[Start of Attachment]

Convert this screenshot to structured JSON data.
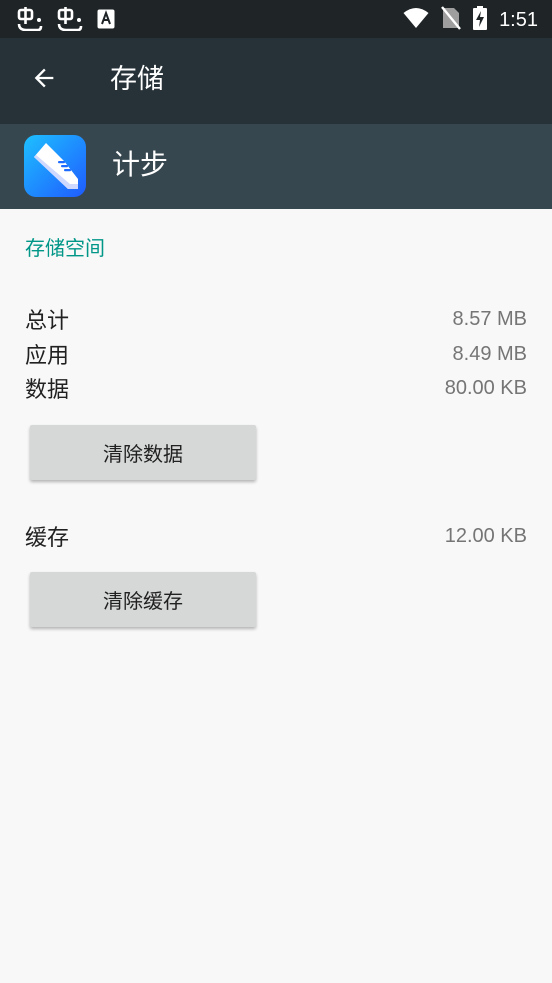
{
  "status_bar": {
    "time": "1:51",
    "left_icons": [
      "app-notification-icon",
      "app-notification-icon",
      "a-notification-icon"
    ],
    "right_icons": [
      "wifi-icon",
      "no-sim-icon",
      "battery-charging-icon"
    ]
  },
  "toolbar": {
    "title": "存储",
    "back_icon": "arrow-back-icon"
  },
  "app": {
    "name": "计步",
    "icon": "shoe-icon"
  },
  "storage": {
    "section_title": "存储空间",
    "rows": [
      {
        "label": "总计",
        "value": "8.57 MB"
      },
      {
        "label": "应用",
        "value": "8.49 MB"
      },
      {
        "label": "数据",
        "value": "80.00 KB"
      }
    ],
    "clear_data_label": "清除数据",
    "cache": {
      "label": "缓存",
      "value": "12.00 KB"
    },
    "clear_cache_label": "清除缓存"
  },
  "colors": {
    "status_bar": "#1f2427",
    "toolbar": "#263238",
    "app_header": "#37474f",
    "accent": "#009688",
    "background": "#f8f8f8",
    "button": "#d6d7d7"
  }
}
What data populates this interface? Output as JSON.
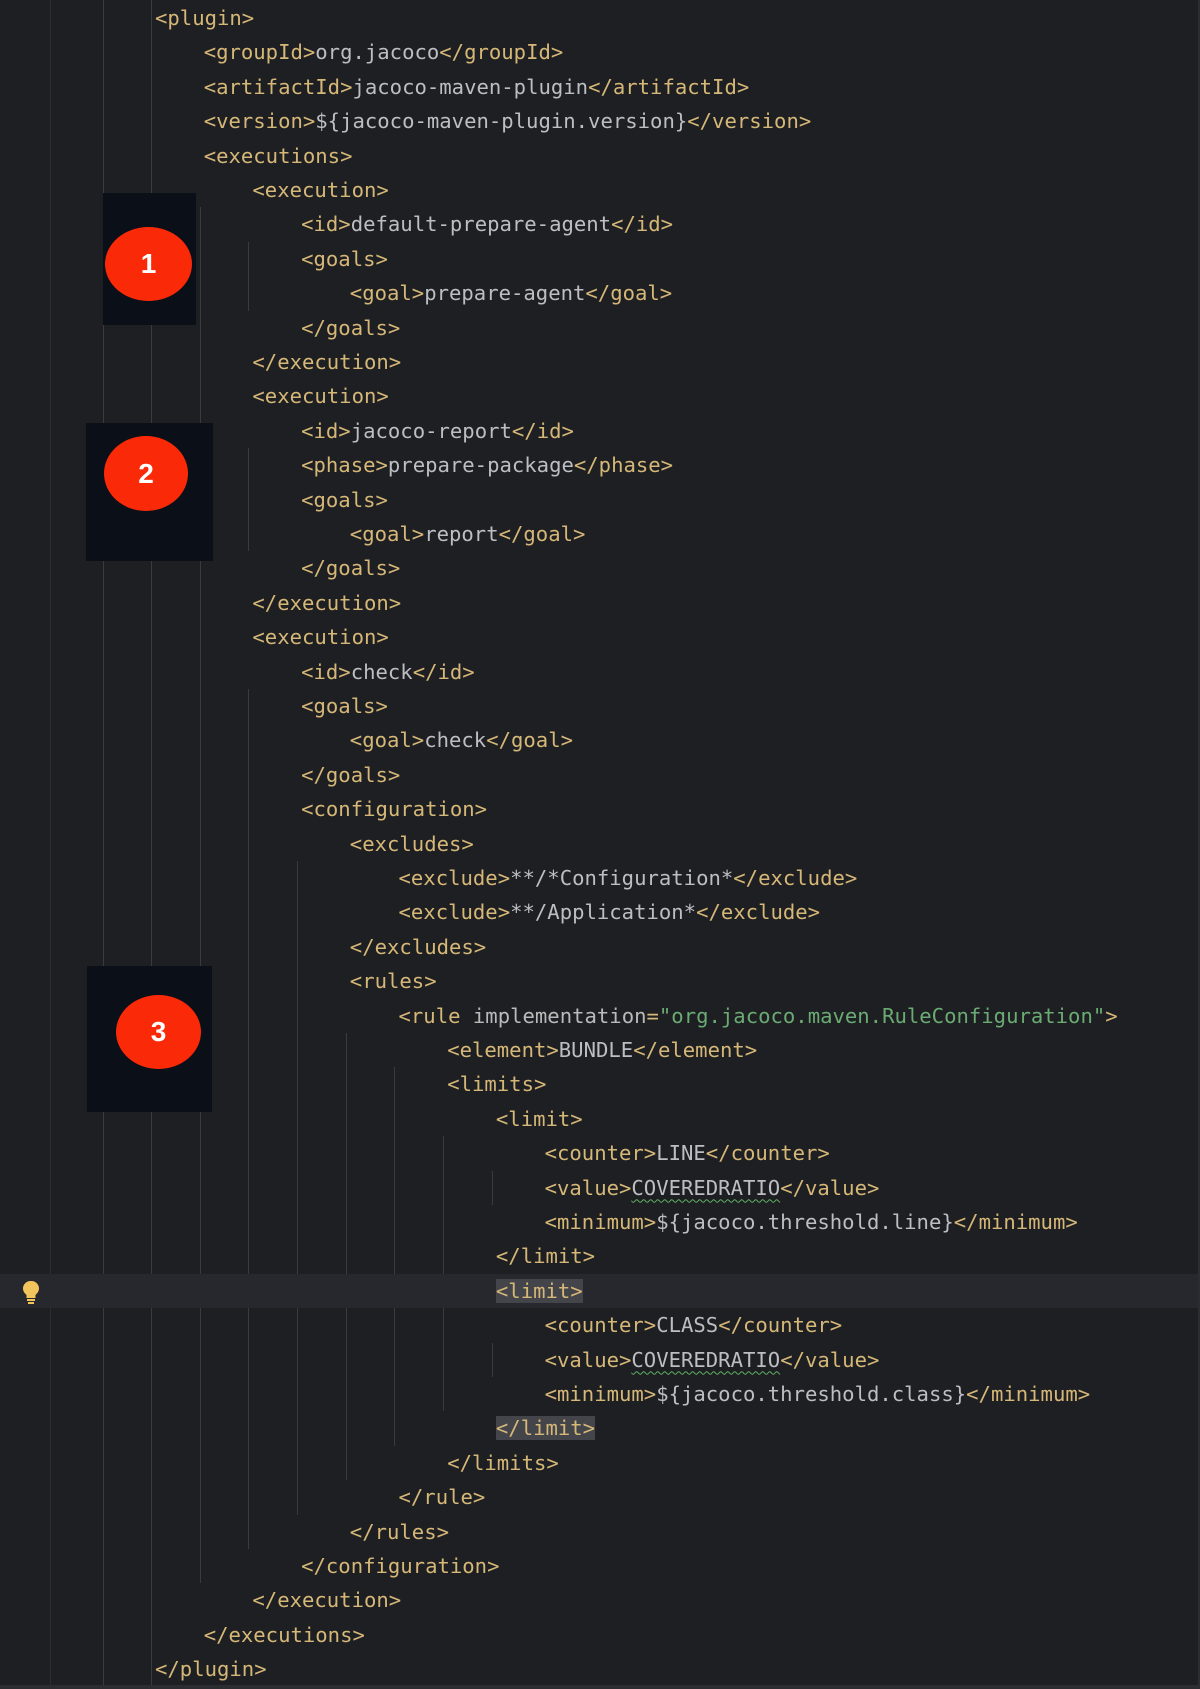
{
  "editor": {
    "lines": [
      {
        "indent": 0,
        "parts": [
          {
            "t": "tag",
            "v": "<plugin>"
          }
        ]
      },
      {
        "indent": 1,
        "parts": [
          {
            "t": "tag",
            "v": "<groupId>"
          },
          {
            "t": "txt",
            "v": "org.jacoco"
          },
          {
            "t": "tag",
            "v": "</groupId>"
          }
        ]
      },
      {
        "indent": 1,
        "parts": [
          {
            "t": "tag",
            "v": "<artifactId>"
          },
          {
            "t": "txt",
            "v": "jacoco-maven-plugin"
          },
          {
            "t": "tag",
            "v": "</artifactId>"
          }
        ]
      },
      {
        "indent": 1,
        "parts": [
          {
            "t": "tag",
            "v": "<version>"
          },
          {
            "t": "txt",
            "v": "${jacoco-maven-plugin.version}"
          },
          {
            "t": "tag",
            "v": "</version>"
          }
        ]
      },
      {
        "indent": 1,
        "parts": [
          {
            "t": "tag",
            "v": "<executions>"
          }
        ]
      },
      {
        "indent": 2,
        "parts": [
          {
            "t": "tag",
            "v": "<execution>"
          }
        ]
      },
      {
        "indent": 3,
        "parts": [
          {
            "t": "tag",
            "v": "<id>"
          },
          {
            "t": "txt",
            "v": "default-prepare-agent"
          },
          {
            "t": "tag",
            "v": "</id>"
          }
        ]
      },
      {
        "indent": 3,
        "parts": [
          {
            "t": "tag",
            "v": "<goals>"
          }
        ]
      },
      {
        "indent": 4,
        "parts": [
          {
            "t": "tag",
            "v": "<goal>"
          },
          {
            "t": "txt",
            "v": "prepare-agent"
          },
          {
            "t": "tag",
            "v": "</goal>"
          }
        ]
      },
      {
        "indent": 3,
        "parts": [
          {
            "t": "tag",
            "v": "</goals>"
          }
        ]
      },
      {
        "indent": 2,
        "parts": [
          {
            "t": "tag",
            "v": "</execution>"
          }
        ]
      },
      {
        "indent": 2,
        "parts": [
          {
            "t": "tag",
            "v": "<execution>"
          }
        ]
      },
      {
        "indent": 3,
        "parts": [
          {
            "t": "tag",
            "v": "<id>"
          },
          {
            "t": "txt",
            "v": "jacoco-report"
          },
          {
            "t": "tag",
            "v": "</id>"
          }
        ]
      },
      {
        "indent": 3,
        "parts": [
          {
            "t": "tag",
            "v": "<phase>"
          },
          {
            "t": "txt",
            "v": "prepare-package"
          },
          {
            "t": "tag",
            "v": "</phase>"
          }
        ]
      },
      {
        "indent": 3,
        "parts": [
          {
            "t": "tag",
            "v": "<goals>"
          }
        ]
      },
      {
        "indent": 4,
        "parts": [
          {
            "t": "tag",
            "v": "<goal>"
          },
          {
            "t": "txt",
            "v": "report"
          },
          {
            "t": "tag",
            "v": "</goal>"
          }
        ]
      },
      {
        "indent": 3,
        "parts": [
          {
            "t": "tag",
            "v": "</goals>"
          }
        ]
      },
      {
        "indent": 2,
        "parts": [
          {
            "t": "tag",
            "v": "</execution>"
          }
        ]
      },
      {
        "indent": 2,
        "parts": [
          {
            "t": "tag",
            "v": "<execution>"
          }
        ]
      },
      {
        "indent": 3,
        "parts": [
          {
            "t": "tag",
            "v": "<id>"
          },
          {
            "t": "txt",
            "v": "check"
          },
          {
            "t": "tag",
            "v": "</id>"
          }
        ]
      },
      {
        "indent": 3,
        "parts": [
          {
            "t": "tag",
            "v": "<goals>"
          }
        ]
      },
      {
        "indent": 4,
        "parts": [
          {
            "t": "tag",
            "v": "<goal>"
          },
          {
            "t": "txt",
            "v": "check"
          },
          {
            "t": "tag",
            "v": "</goal>"
          }
        ]
      },
      {
        "indent": 3,
        "parts": [
          {
            "t": "tag",
            "v": "</goals>"
          }
        ]
      },
      {
        "indent": 3,
        "parts": [
          {
            "t": "tag",
            "v": "<configuration>"
          }
        ]
      },
      {
        "indent": 4,
        "parts": [
          {
            "t": "tag",
            "v": "<excludes>"
          }
        ]
      },
      {
        "indent": 5,
        "parts": [
          {
            "t": "tag",
            "v": "<exclude>"
          },
          {
            "t": "txt",
            "v": "**/*Configuration*"
          },
          {
            "t": "tag",
            "v": "</exclude>"
          }
        ]
      },
      {
        "indent": 5,
        "parts": [
          {
            "t": "tag",
            "v": "<exclude>"
          },
          {
            "t": "txt",
            "v": "**/Application*"
          },
          {
            "t": "tag",
            "v": "</exclude>"
          }
        ]
      },
      {
        "indent": 4,
        "parts": [
          {
            "t": "tag",
            "v": "</excludes>"
          }
        ]
      },
      {
        "indent": 4,
        "parts": [
          {
            "t": "tag",
            "v": "<rules>"
          }
        ]
      },
      {
        "indent": 5,
        "parts": [
          {
            "t": "tag",
            "v": "<rule "
          },
          {
            "t": "attr",
            "v": "implementation"
          },
          {
            "t": "tag",
            "v": "="
          },
          {
            "t": "attrval",
            "v": "\"org.jacoco.maven.RuleConfiguration\""
          },
          {
            "t": "tag",
            "v": ">"
          }
        ]
      },
      {
        "indent": 6,
        "parts": [
          {
            "t": "tag",
            "v": "<element>"
          },
          {
            "t": "txt",
            "v": "BUNDLE"
          },
          {
            "t": "tag",
            "v": "</element>"
          }
        ]
      },
      {
        "indent": 6,
        "parts": [
          {
            "t": "tag",
            "v": "<limits>"
          }
        ]
      },
      {
        "indent": 7,
        "parts": [
          {
            "t": "tag",
            "v": "<limit>"
          }
        ]
      },
      {
        "indent": 8,
        "parts": [
          {
            "t": "tag",
            "v": "<counter>"
          },
          {
            "t": "txt",
            "v": "LINE"
          },
          {
            "t": "tag",
            "v": "</counter>"
          }
        ]
      },
      {
        "indent": 8,
        "parts": [
          {
            "t": "tag",
            "v": "<value>"
          },
          {
            "t": "squig",
            "v": "COVEREDRATIO"
          },
          {
            "t": "tag",
            "v": "</value>"
          }
        ]
      },
      {
        "indent": 8,
        "parts": [
          {
            "t": "tag",
            "v": "<minimum>"
          },
          {
            "t": "txt",
            "v": "${jacoco.threshold.line}"
          },
          {
            "t": "tag",
            "v": "</minimum>"
          }
        ]
      },
      {
        "indent": 7,
        "parts": [
          {
            "t": "tag",
            "v": "</limit>"
          }
        ]
      },
      {
        "indent": 7,
        "current": true,
        "parts": [
          {
            "t": "taghl",
            "v": "<limit>"
          }
        ]
      },
      {
        "indent": 8,
        "parts": [
          {
            "t": "tag",
            "v": "<counter>"
          },
          {
            "t": "txt",
            "v": "CLASS"
          },
          {
            "t": "tag",
            "v": "</counter>"
          }
        ]
      },
      {
        "indent": 8,
        "parts": [
          {
            "t": "tag",
            "v": "<value>"
          },
          {
            "t": "squig",
            "v": "COVEREDRATIO"
          },
          {
            "t": "tag",
            "v": "</value>"
          }
        ]
      },
      {
        "indent": 8,
        "parts": [
          {
            "t": "tag",
            "v": "<minimum>"
          },
          {
            "t": "txt",
            "v": "${jacoco.threshold.class}"
          },
          {
            "t": "tag",
            "v": "</minimum>"
          }
        ]
      },
      {
        "indent": 7,
        "parts": [
          {
            "t": "taghl",
            "v": "</limit>"
          }
        ]
      },
      {
        "indent": 6,
        "parts": [
          {
            "t": "tag",
            "v": "</limits>"
          }
        ]
      },
      {
        "indent": 5,
        "parts": [
          {
            "t": "tag",
            "v": "</rule>"
          }
        ]
      },
      {
        "indent": 4,
        "parts": [
          {
            "t": "tag",
            "v": "</rules>"
          }
        ]
      },
      {
        "indent": 3,
        "parts": [
          {
            "t": "tag",
            "v": "</configuration>"
          }
        ]
      },
      {
        "indent": 2,
        "parts": [
          {
            "t": "tag",
            "v": "</execution>"
          }
        ]
      },
      {
        "indent": 1,
        "parts": [
          {
            "t": "tag",
            "v": "</executions>"
          }
        ]
      },
      {
        "indent": 0,
        "parts": [
          {
            "t": "tag",
            "v": "</plugin>"
          }
        ]
      }
    ]
  },
  "gutter": {
    "bulb_icon": "lightbulb-icon",
    "bulb_color": "#f2c55c"
  },
  "markers": [
    {
      "label": "1"
    },
    {
      "label": "2"
    },
    {
      "label": "3"
    }
  ],
  "colors": {
    "background": "#1e1f22",
    "tag": "#d5b778",
    "text": "#bcbec4",
    "attribute_value": "#6aab73",
    "marker": "#fa2a08",
    "marker_box": "#0b0f17"
  }
}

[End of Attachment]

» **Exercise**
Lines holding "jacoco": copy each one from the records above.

» **Exercise result**
            "v": "org.jacoco"
            "v": "jacoco-maven-plugin"
            "v": "${jacoco-maven-plugin.version}"
            "v": "jacoco-report"
            "v": "\"org.jacoco.maven.RuleConfiguration\""
            "v": "${jacoco.threshold.line}"
            "v": "${jacoco.threshold.class}"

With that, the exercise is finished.